Scan the entries for the word "computers". Every line that has it should be copied.

# # # # #

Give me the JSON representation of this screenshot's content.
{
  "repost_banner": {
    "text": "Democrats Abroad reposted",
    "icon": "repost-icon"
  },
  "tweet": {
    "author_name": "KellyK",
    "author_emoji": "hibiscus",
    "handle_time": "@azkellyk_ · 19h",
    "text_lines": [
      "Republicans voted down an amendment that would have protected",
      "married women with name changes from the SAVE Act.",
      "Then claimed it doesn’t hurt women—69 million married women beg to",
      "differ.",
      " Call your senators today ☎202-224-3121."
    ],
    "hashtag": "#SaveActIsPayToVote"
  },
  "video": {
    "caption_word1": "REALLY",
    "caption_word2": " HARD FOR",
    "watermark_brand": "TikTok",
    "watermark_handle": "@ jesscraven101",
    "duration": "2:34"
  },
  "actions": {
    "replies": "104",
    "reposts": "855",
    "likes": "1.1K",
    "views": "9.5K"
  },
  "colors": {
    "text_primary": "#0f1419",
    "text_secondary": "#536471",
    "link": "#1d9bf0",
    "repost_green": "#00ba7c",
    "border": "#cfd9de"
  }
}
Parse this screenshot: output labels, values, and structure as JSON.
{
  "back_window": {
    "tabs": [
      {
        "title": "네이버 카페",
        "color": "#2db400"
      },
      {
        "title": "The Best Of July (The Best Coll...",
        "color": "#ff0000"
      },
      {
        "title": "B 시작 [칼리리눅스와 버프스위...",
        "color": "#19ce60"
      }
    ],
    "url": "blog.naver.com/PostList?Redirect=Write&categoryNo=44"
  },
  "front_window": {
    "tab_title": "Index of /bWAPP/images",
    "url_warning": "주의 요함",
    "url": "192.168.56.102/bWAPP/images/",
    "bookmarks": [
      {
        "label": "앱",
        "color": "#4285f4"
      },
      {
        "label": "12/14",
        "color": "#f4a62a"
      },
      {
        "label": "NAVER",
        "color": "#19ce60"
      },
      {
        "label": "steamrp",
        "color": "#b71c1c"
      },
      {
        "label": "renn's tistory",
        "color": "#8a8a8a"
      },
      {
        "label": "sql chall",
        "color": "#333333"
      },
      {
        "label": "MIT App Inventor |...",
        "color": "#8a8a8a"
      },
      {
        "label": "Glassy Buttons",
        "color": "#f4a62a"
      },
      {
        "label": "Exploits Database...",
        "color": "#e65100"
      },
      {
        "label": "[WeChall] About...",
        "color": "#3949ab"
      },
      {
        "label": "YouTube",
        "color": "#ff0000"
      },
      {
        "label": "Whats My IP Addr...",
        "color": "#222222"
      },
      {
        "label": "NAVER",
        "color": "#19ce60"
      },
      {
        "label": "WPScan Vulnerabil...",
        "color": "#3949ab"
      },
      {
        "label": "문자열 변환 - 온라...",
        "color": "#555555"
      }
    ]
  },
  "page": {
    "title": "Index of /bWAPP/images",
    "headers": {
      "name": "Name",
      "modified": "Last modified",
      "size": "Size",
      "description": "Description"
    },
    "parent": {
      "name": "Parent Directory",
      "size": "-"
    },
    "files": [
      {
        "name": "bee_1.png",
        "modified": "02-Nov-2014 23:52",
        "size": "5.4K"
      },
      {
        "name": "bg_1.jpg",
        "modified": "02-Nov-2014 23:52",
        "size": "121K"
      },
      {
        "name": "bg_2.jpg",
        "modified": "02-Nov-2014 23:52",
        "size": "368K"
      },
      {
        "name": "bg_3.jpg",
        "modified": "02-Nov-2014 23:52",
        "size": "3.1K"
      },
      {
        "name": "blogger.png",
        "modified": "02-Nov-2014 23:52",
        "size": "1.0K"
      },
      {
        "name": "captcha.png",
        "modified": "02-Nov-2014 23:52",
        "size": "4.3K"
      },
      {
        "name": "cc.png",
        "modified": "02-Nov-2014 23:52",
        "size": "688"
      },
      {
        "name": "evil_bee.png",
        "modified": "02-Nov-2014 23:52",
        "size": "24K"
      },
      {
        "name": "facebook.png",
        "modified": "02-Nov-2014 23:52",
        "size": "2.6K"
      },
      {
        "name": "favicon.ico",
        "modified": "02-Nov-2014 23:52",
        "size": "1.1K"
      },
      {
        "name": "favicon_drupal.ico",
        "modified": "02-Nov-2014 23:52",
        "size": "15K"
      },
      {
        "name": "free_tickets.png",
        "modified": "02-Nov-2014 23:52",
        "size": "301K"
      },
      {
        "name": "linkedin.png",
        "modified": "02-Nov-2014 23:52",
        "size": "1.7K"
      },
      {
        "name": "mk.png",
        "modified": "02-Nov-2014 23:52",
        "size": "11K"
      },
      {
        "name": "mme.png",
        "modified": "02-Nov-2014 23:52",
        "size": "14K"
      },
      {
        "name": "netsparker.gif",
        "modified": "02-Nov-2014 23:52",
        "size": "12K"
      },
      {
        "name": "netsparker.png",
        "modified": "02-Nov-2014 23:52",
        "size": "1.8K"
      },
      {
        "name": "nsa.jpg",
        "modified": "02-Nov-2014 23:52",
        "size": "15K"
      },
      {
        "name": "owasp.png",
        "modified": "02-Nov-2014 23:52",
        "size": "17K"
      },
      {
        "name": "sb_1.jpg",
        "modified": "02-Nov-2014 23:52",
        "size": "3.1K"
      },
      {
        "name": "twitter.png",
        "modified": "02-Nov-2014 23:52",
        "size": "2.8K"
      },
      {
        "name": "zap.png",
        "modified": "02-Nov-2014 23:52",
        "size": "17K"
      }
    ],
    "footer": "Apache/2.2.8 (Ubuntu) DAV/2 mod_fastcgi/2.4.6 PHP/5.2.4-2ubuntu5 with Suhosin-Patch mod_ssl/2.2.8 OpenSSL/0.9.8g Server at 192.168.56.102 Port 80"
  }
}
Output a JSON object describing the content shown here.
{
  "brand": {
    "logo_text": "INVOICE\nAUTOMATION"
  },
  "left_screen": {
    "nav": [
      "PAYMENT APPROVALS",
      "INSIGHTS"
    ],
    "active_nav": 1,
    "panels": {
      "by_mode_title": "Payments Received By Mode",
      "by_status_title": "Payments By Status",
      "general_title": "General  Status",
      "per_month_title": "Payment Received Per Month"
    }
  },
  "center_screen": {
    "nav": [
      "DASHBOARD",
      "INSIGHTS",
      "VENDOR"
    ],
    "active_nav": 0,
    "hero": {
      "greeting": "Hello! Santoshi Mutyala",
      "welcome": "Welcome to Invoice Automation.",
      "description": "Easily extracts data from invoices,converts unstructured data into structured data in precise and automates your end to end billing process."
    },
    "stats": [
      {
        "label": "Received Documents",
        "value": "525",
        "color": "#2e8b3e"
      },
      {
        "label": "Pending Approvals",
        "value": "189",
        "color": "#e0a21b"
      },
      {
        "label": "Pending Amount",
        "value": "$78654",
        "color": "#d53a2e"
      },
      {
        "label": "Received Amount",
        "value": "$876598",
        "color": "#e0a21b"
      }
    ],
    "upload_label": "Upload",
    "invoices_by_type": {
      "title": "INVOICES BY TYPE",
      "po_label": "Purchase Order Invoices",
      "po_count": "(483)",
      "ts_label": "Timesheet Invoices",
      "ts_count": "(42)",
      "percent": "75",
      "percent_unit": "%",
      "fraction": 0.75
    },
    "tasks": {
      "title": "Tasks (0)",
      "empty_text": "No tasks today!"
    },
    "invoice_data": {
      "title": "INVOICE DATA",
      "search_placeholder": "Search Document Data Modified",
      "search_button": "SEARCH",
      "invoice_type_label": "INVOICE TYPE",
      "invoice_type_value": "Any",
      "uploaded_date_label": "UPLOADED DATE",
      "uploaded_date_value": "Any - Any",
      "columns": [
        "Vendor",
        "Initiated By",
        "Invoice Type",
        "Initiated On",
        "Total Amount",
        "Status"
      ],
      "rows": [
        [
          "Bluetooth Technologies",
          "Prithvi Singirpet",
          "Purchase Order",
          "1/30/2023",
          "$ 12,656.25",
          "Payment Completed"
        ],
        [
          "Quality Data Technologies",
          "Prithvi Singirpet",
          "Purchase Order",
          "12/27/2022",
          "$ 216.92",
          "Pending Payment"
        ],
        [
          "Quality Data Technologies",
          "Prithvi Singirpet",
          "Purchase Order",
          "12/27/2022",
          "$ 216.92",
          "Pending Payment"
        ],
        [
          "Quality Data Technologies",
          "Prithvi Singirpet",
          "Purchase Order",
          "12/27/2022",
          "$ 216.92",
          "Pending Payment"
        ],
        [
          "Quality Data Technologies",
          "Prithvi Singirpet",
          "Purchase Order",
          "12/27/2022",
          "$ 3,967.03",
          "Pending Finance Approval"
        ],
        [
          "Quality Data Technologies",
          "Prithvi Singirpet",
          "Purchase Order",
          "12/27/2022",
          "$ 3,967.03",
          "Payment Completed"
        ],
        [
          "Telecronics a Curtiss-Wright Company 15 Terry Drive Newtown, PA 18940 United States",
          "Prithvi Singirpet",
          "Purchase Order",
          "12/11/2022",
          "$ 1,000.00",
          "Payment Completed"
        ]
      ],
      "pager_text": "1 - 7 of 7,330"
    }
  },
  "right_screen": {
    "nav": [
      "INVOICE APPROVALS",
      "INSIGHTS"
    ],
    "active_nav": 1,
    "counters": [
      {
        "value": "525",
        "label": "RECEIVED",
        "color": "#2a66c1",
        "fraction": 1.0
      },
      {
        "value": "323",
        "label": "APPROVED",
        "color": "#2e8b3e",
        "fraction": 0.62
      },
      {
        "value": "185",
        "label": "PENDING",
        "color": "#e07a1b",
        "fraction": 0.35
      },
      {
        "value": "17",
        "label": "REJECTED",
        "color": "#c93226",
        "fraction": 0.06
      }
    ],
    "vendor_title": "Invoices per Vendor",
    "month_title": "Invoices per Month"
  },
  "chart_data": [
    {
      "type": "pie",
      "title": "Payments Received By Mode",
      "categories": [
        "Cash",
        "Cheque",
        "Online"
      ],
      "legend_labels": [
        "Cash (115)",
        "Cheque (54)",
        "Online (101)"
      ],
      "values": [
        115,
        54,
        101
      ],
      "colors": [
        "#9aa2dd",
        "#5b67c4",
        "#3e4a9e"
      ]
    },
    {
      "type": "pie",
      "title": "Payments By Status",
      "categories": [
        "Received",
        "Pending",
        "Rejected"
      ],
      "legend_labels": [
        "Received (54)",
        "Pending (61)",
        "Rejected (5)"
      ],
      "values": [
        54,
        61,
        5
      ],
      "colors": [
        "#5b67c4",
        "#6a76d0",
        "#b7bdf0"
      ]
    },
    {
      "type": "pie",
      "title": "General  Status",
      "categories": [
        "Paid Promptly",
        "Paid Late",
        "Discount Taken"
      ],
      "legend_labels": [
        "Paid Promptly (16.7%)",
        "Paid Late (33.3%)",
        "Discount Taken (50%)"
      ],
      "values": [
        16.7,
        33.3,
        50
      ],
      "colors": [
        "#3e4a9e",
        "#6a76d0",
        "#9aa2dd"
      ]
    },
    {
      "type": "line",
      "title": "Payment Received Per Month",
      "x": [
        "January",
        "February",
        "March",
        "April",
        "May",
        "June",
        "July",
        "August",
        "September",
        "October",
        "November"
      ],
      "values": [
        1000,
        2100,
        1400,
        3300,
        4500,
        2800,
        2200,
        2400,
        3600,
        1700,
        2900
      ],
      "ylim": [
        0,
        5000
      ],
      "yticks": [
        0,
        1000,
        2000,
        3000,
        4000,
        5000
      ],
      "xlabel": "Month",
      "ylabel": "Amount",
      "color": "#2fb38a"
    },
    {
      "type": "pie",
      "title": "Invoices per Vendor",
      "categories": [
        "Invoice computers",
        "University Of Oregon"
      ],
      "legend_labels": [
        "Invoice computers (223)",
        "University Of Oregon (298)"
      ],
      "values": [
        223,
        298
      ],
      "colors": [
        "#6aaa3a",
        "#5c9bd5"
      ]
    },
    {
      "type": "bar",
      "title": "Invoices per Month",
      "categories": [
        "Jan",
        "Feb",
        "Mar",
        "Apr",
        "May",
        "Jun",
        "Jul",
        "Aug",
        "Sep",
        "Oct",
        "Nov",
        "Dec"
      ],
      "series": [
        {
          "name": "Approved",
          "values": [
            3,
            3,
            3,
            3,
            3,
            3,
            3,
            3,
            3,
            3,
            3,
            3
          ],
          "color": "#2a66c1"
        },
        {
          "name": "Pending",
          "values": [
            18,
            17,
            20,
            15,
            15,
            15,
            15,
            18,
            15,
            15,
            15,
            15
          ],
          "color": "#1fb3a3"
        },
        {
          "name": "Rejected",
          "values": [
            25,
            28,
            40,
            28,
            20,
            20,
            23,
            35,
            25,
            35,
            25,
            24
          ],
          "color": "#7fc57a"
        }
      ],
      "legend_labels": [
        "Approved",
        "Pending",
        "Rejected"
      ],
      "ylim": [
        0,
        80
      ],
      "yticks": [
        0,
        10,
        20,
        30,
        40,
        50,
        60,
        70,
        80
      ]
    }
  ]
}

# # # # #

#### EXERCISE RESPONSE:
        "Invoice computers",
        "Invoice computers (223)",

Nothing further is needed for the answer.